A bipartisan bill designed to offer property tax relief on business and residential properties throughout Colorado could soon be headed to Gov. Jared Polis after drawing near unanimous approval from both chambers.
There are some, though, who see it as an overstep by the state legislature.
Senate Bill 22-238 would allow the average homeowner to save about $274 in 2023, a summary of the bill reads, and would prevent most business owners from experiencing a tax increase.
That projection is based on a $500,000 home value. The average home value in Morgan County is now about $300,000, Realtor Stacey Martindale said, meaning that while it is equitable, Eastern Colorado homeowners will realize about $100 less in savings than their Front Range neighbors. The bill provides $700 million in tax relief over two years.
“Rising property values bring a price tag of higher property taxes. I dislike taxes in general, but property taxes are the worst kind of tax,” said Rep. Patrick Neville, R-Castle Rock, one the bill’s primary sponsors with Rep. Mike Weissman, D-Aurora, Sen. Chris Hansen, D-Denver, and Sen. Bob Rankin, R-Carbondale.
The bill passed by a 33-2 vote in the Senate and Friday with unanimous approval in the House. Sen. Jerry Sonnenberg, R-Sterling, was one of two in the legislature to oppose, a decision he said weighed heavily when considering his constituents.
“People are paying higher property taxes because of the increased valuations,” Sonnenberg said. “The county commissioners have the power to mitigate those increases and should do so rather than a one-size-fits-all state approach.”
In concurrence between the House and Senate legislation before sending the bill to the governor, Sonnenberg supported the legislation, again weighing the opportunity for tax relief on property owners in his district, he said.
“The legislation we passed will prevent tax increases on many small businesses,” Weissman said. “It builds on our earlier work to lower property taxes for homeowners and businesses.”
The bill allocates $500 million in 2023 to reduce the residential property tax from 6.95 percent to 6.76 percent and the nonresidential property tax rate from 29 percent to 27.9 percent. The bill also reduces the taxable value for residential properties by $15,000 and commercial properties by $30,000.
While she supports property tax relief because of valuations that have increased drastically, its a local control issue, Martindale said, better left to elected officials who understand local budget constraints.
“People are paying higher property tax because of rising valuations, but I feel it needs to be left up to the county commissioners to make the decision,” Martindale said.
An additional $200 million will be committed in 2024 to extend property tax relief in the shell game of increasing valuations on homeowners and then reducing taxes.
Rising expenses in the current economy make tax relief reasonable, Neville said.
“Lowering property taxes will help with the inflationary pressures families are experiencing and is much needed in Colorado,” he said.
Added Weissman: “We’ve been hard at work saving Coloradans money everywhere we can.”
House Bill 22-1416, related to reforming property tax assessments by Majority Leader Rep. Daneya Esgar, D-Pueblo, and Neville, also unanimously passed the House.
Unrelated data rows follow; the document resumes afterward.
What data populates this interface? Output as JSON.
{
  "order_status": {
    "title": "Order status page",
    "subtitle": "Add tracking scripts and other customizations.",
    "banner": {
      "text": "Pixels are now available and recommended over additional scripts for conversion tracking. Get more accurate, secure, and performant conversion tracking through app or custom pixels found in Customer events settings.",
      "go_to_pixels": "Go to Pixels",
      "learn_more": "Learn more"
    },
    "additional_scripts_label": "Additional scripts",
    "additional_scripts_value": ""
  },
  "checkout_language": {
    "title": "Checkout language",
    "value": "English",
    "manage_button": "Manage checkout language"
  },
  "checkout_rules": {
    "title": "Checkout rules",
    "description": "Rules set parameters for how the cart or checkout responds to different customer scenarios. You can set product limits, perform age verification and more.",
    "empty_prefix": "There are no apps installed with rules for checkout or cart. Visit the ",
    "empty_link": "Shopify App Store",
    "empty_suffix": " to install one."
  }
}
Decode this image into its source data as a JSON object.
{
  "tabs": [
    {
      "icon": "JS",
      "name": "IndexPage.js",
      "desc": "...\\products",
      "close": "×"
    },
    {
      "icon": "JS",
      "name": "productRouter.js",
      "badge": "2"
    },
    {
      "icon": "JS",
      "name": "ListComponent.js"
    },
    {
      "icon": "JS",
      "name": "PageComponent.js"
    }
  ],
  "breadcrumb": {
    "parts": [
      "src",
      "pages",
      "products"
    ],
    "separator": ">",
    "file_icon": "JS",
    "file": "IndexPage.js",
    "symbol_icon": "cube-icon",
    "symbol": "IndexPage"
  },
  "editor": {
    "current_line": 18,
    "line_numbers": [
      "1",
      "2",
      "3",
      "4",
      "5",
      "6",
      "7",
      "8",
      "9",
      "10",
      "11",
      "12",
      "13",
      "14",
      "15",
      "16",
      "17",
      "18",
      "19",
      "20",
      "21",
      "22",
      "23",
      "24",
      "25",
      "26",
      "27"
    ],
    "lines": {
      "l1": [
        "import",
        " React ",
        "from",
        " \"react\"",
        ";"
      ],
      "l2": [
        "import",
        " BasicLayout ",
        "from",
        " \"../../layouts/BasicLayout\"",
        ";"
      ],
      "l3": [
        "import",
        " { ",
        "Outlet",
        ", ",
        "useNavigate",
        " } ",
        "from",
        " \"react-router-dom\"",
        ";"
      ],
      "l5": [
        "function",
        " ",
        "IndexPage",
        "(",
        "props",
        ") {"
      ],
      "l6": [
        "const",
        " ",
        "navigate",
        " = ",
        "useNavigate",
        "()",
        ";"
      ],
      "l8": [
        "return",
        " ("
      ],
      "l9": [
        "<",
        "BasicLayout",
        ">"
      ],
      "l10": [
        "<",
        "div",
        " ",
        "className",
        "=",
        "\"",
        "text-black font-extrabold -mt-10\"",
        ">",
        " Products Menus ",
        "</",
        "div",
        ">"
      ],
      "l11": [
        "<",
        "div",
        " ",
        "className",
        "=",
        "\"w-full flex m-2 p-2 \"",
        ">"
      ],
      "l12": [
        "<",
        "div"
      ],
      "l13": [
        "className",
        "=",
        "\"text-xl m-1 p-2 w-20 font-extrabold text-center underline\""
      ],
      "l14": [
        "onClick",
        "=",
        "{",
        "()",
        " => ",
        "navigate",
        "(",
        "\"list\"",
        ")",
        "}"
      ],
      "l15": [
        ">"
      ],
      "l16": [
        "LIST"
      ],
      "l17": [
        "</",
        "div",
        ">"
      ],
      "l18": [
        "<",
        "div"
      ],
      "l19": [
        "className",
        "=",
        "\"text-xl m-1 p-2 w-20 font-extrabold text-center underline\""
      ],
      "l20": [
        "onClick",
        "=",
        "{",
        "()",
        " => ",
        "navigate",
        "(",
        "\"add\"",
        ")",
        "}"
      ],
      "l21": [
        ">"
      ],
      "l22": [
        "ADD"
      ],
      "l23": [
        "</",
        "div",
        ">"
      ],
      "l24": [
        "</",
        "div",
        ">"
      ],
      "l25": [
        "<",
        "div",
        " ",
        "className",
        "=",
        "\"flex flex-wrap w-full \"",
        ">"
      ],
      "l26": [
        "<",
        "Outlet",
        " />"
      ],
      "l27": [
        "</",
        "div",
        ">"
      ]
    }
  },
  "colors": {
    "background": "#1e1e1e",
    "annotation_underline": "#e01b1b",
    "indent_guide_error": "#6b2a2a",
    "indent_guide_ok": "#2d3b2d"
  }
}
The bill requires assessors to provide property owners with an estimate of their tax liability as well as information about how they can protest their assessed property values, which many counties already do. It would also allow for fast tracking of appeals and would require publishing of the assessor’s handbook, which details procedures used in the appraisal process.